> PROBLEM TO SOLVE
Go through the data underneath and copy every line exactly.

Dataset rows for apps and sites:
-- Opening Marker --
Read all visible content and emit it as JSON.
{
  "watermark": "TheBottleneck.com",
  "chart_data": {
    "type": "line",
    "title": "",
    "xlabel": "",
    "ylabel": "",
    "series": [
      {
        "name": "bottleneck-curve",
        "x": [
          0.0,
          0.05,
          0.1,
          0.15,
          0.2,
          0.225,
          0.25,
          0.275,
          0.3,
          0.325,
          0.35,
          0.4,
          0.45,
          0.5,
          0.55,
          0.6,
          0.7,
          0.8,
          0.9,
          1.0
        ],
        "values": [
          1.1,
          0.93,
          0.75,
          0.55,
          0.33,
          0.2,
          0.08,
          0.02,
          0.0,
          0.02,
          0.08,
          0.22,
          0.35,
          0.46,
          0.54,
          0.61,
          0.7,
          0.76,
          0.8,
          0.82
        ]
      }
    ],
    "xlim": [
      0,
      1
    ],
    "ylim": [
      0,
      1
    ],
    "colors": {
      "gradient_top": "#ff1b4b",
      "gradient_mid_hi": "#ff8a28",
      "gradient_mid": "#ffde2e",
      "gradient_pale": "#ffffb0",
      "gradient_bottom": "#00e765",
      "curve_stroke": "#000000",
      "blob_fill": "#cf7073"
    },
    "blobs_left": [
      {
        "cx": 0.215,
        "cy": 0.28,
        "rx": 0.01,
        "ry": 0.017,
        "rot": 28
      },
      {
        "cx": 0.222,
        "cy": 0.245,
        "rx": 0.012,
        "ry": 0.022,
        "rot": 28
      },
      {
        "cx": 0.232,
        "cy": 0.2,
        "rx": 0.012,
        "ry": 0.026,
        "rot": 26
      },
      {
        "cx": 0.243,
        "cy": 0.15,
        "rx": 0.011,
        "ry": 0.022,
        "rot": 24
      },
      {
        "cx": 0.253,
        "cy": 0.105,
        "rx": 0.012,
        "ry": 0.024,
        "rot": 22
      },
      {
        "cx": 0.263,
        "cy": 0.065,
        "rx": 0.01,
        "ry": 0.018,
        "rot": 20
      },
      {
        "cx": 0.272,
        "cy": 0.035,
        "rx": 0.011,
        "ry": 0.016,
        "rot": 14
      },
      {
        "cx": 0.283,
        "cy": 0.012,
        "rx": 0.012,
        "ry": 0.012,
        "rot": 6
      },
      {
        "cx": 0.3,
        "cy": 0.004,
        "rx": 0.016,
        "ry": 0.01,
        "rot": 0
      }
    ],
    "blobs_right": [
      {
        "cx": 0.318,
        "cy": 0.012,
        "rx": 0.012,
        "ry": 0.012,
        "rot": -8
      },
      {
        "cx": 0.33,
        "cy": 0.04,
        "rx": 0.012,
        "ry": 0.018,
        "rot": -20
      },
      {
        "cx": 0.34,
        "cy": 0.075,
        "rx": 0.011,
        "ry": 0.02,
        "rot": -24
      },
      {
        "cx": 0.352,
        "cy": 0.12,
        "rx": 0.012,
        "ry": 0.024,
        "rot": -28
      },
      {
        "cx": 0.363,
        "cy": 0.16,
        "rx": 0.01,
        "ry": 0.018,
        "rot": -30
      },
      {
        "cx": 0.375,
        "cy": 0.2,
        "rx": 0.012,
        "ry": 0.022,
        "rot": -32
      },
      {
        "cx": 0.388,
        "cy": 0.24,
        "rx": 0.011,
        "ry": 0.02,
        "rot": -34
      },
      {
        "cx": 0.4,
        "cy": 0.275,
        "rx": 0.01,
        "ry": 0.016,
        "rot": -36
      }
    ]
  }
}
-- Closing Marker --
> WRITTEN ANSWER
Read all visible content and emit it as JSON.
{
  "watermark": "TheBottleneck.com",
  "chart_data": {
    "type": "line",
    "title": "",
    "xlabel": "",
    "ylabel": "",
    "series": [
      {
        "name": "bottleneck-curve",
        "x": [
          0.0,
          0.05,
          0.1,
          0.15,
          0.2,
          0.225,
          0.25,
          0.275,
          0.3,
          0.325,
          0.35,
          0.4,
          0.45,
          0.5,
          0.55,
          0.6,
          0.7,
          0.8,
          0.9,
          1.0
        ],
        "values": [
          1.1,
          0.93,
          0.75,
          0.55,
          0.33,
          0.2,
          0.08,
          0.02,
          0.0,
          0.02,
          0.08,
          0.22,
          0.35,
          0.46,
          0.54,
          0.61,
          0.7,
          0.76,
          0.8,
          0.82
        ]
      }
    ],
    "xlim": [
      0,
      1
    ],
    "ylim": [
      0,
      1
    ],
    "colors": {
      "gradient_top": "#ff1b4b",
      "gradient_mid_hi": "#ff8a28",
      "gradient_mid": "#ffde2e",
      "gradient_pale": "#ffffb0",
      "gradient_bottom": "#00e765",
      "curve_stroke": "#000000",
      "blob_fill": "#cf7073"
    },
    "blobs_left": [
      {
        "cx": 0.215,
        "cy": 0.28,
        "rx": 0.01,
        "ry": 0.017,
        "rot": 28
      },
      {
        "cx": 0.222,
        "cy": 0.245,
        "rx": 0.012,
        "ry": 0.022,
        "rot": 28
      },
      {
        "cx": 0.232,
        "cy": 0.2,
        "rx": 0.012,
        "ry": 0.026,
        "rot": 26
      },
      {
        "cx": 0.243,
        "cy": 0.15,
        "rx": 0.011,
        "ry": 0.022,
        "rot": 24
      },
      {
        "cx": 0.253,
        "cy": 0.105,
        "rx": 0.012,
        "ry": 0.024,
        "rot": 22
      },
      {
        "cx": 0.263,
        "cy": 0.065,
        "rx": 0.01,
        "ry": 0.018,
        "rot": 20
      },
      {
        "cx": 0.272,
        "cy": 0.035,
        "rx": 0.011,
        "ry": 0.016,
        "rot": 14
      },
      {
        "cx": 0.283,
        "cy": 0.012,
        "rx": 0.012,
        "ry": 0.012,
        "rot": 6
      },
      {
        "cx": 0.3,
        "cy": 0.004,
        "rx": 0.016,
        "ry": 0.01,
        "rot": 0
      }
    ],
    "blobs_right": [
      {
        "cx": 0.318,
        "cy": 0.012,
        "rx": 0.012,
        "ry": 0.012,
        "rot": -8
      },
      {
        "cx": 0.33,
        "cy": 0.04,
        "rx": 0.012,
        "ry": 0.018,
        "rot": -20
      },
      {
        "cx": 0.34,
        "cy": 0.075,
        "rx": 0.011,
        "ry": 0.02,
        "rot": -24
      },
      {
        "cx": 0.352,
        "cy": 0.12,
        "rx": 0.012,
        "ry": 0.024,
        "rot": -28
      },
      {
        "cx": 0.363,
        "cy": 0.16,
        "rx": 0.01,
        "ry": 0.018,
        "rot": -30
      },
      {
        "cx": 0.375,
        "cy": 0.2,
        "rx": 0.012,
        "ry": 0.022,
        "rot": -32
      },
      {
        "cx": 0.388,
        "cy": 0.24,
        "rx": 0.011,
        "ry": 0.02,
        "rot": -34
      },
      {
        "cx": 0.4,
        "cy": 0.275,
        "rx": 0.01,
        "ry": 0.016,
        "rot": -36
      }
    ]
  }
}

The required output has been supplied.